As I write these thoughts, there is very little that we know.  We don't know who did this.  We don't know why.  But as in any senseless act, we seek answers.  And at time, when we look for answers and try to make sense of the senseless, our fears lead us to dangerous speculation.

This is a time when yellow journalism flourishes.  Unconfirmed rumors abound, which tend to play upon our biases and our fears.  And sometimes, it is the unconfirmed rumors and the speculation that pushes us to overreact and blame the wrong people.

As an example, one of the headlines on the Drudge Report says, "Young Person Here on Student Visa."  Yet, when you click the link, you see that there is no suspect in custody.  There is just a vague reference to a person in whom the authorities have some interest, stating that he is here on a student visa.  Another link on the Drudge Report highlights an allegation that a "Saudi was acting suspiciously."  Yet, when you click on the link, there is no reference in the article of the nationality of any individual involved.

Likewise, I have been watching Sean Hannity's coverage on Fox News.  Mind you, I am a fan of Hannity and am sympathetic to many of his views.  But, I can describe his coverage of this event as nothing but irresponsible.  Indeed, one of his so-called experts was Mark Furhman, a notorious former Los Angeles police officer who not only was discredited twenty years ago in connection with the Nicole Brown Simpson case, but who has been convicted of perjury.  With no information whatsoever, Furhman continually referred to a "Middle East" style explosive devise, insinuating that this was an act of Middle Eastern terrorism.

Indeed, even former Pennsylvania Governor and Homeland Security Secretary Tom Ridge (a man whom I respect), while noting that much of the information on the explosive devices will be protected by investigators, could not help but speculate publicly about Middle Eastern terrorism.

The danger of such irresponsible speculation at this stage in the development of the story is that it is designed to play on our emotions.  It is designed to manipulate our fears.  You put out there concepts like a suspicious Saudi, Middle Eastern terrorism and a student visa holder, and suddenly you will have people blaming Arabs and the immigration system, all without concrete information.

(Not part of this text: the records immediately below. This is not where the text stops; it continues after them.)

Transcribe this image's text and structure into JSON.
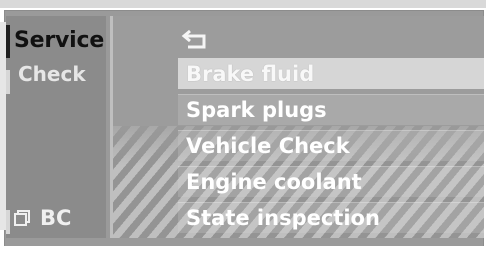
{
  "left": {
    "title": "Service",
    "subtitle": "Check",
    "bottom_label": "BC"
  },
  "right": {
    "items": [
      {
        "label": "Brake fluid",
        "selected": true
      },
      {
        "label": "Spark plugs",
        "selected": false
      },
      {
        "label": "Vehicle Check",
        "selected": false
      },
      {
        "label": "Engine coolant",
        "selected": false
      },
      {
        "label": "State inspection",
        "selected": false
      }
    ]
  },
  "icons": {
    "back": "back-arrow-icon",
    "bc": "bc-copy-icon"
  }
}
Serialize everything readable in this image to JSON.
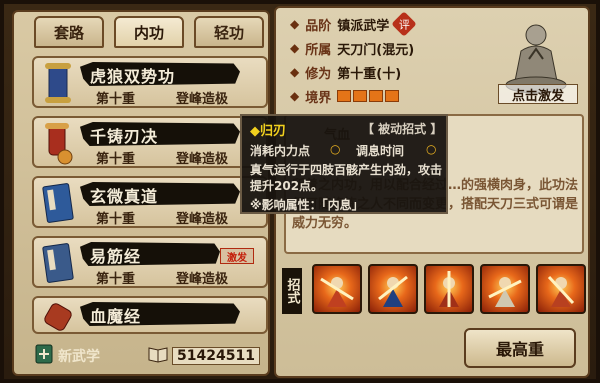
{
  "tabs": [
    {
      "label": "套路"
    },
    {
      "label": "内功"
    },
    {
      "label": "轻功"
    }
  ],
  "skills": [
    {
      "name": "虎狼双势功",
      "level": "第十重",
      "rank": "登峰造极",
      "icon": "scroll-icon"
    },
    {
      "name": "千铸刃决",
      "level": "第十重",
      "rank": "登峰造极",
      "icon": "scroll-icon"
    },
    {
      "name": "玄微真道",
      "level": "第十重",
      "rank": "登峰造极",
      "icon": "book-icon"
    },
    {
      "name": "易筋经",
      "level": "第十重",
      "rank": "登峰造极",
      "icon": "book-icon",
      "badge": "激发"
    },
    {
      "name": "血魔经",
      "level": "",
      "rank": "",
      "icon": "scroll-icon"
    }
  ],
  "footer": {
    "new_skill_label": "新武学",
    "points": "51424511"
  },
  "info": {
    "grade_label": "品阶",
    "grade_value": "镇派武学",
    "grade_badge": "评",
    "school_label": "所属",
    "school_value": "天刀门(混元)",
    "cultivation_label": "修为",
    "cultivation_value": "第十重(十)",
    "realm_label": "境界",
    "realm_segments": 4
  },
  "portrait": {
    "label": "点击激发"
  },
  "description": {
    "header": "气血",
    "text": "所着之内功，用以配合经过…的强横肉身，此功法便可随修炼之人不同而变更，搭配天刀三式可谓是威力无穷。"
  },
  "moves": {
    "label": "招式",
    "count": 5
  },
  "max_button": "最高重",
  "tooltip": {
    "title": "◆归刃",
    "type": "【 被动招式 】",
    "cost_label": "消耗内力点",
    "cost_value": "○",
    "time_label": "调息时间",
    "time_value": "○",
    "desc": "真气运行于四肢百骸产生内劲，攻击提升202点。",
    "attr": "※影响属性：「内息」"
  },
  "colors": {
    "realm_bar": "#e47418",
    "tooltip_title": "#f2d01e",
    "badge_red": "#c41e0a"
  }
}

There is a danger that such a reaction of emotional speculation will derail the push for much needed immigration reform.  There is a danger of blaming an entire group of people, namely Arabs, when we just do not know enough yet.

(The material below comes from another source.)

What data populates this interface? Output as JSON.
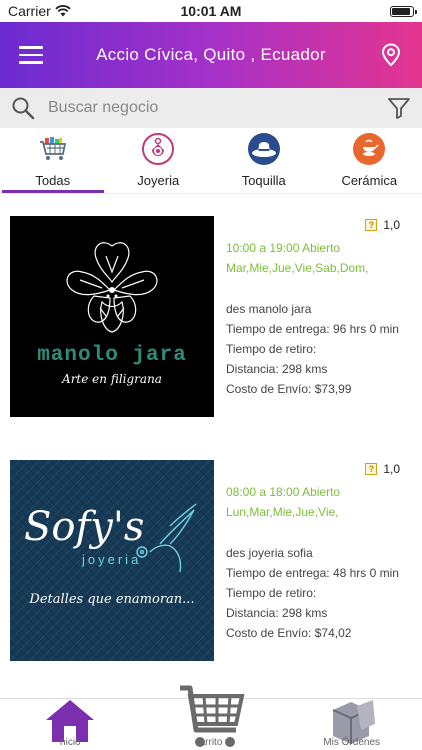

It is at times like this that we must remember that we are the United States of America.  We built our Constitution on individual freedoms and due process of law.  The Federalist Papers speak of the need to temper the passions of the masses, so that we can approach governance in a deliberative fashion.  We cannot let passions, fear and speculation shape our response to this evil and senseless act now.  We must let justice take its course, based on facts and evidence.

By:  William J. Kovatch, Jr.
(703) 837-8832

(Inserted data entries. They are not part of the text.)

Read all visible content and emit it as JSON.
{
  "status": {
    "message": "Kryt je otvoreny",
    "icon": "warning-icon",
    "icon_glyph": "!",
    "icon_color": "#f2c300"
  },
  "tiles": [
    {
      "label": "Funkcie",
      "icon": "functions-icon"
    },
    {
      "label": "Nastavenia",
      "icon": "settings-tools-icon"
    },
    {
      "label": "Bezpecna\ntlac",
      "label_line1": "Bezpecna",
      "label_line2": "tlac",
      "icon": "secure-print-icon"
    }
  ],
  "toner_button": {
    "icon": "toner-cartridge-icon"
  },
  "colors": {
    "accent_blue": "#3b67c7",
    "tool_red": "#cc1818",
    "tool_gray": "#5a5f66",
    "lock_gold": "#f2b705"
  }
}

Monday, April 1, 2013

H-1B Specialty Workers Cap Season Open

April 1rst marks the beginning of the H-1B cap season.  The H-1B visa is a temporary visa available for U.S. companies seeking to hire a foreign worker for a position that qualifies as a specialty worker.  In general, specialty workers are those positions which require a bachelor's degree or higher.

Every year, 65,000 visas are available for specialty workers.  An additional 20,000 visas are available for specialty workers who hold a masters degree or higher from a U.S. institution.

Applications for the H-1B visas can be filed up to six months before the beginning of the fiscal year.  That means that the first day that H-1B visa petitions can be filed is April 1 for visas that will be valid starting on October 1.

A few years ago, there were more petitions filed during the first week of April than there were visas available.  However, for the past few years, visas have remained available for a few months after April 1.  With the economy showing signs of bouncing back, there is a possibility that all of the available visas will be taken in a short period of time.

By: William J. Kovatch, Jr.
(703) 837-8832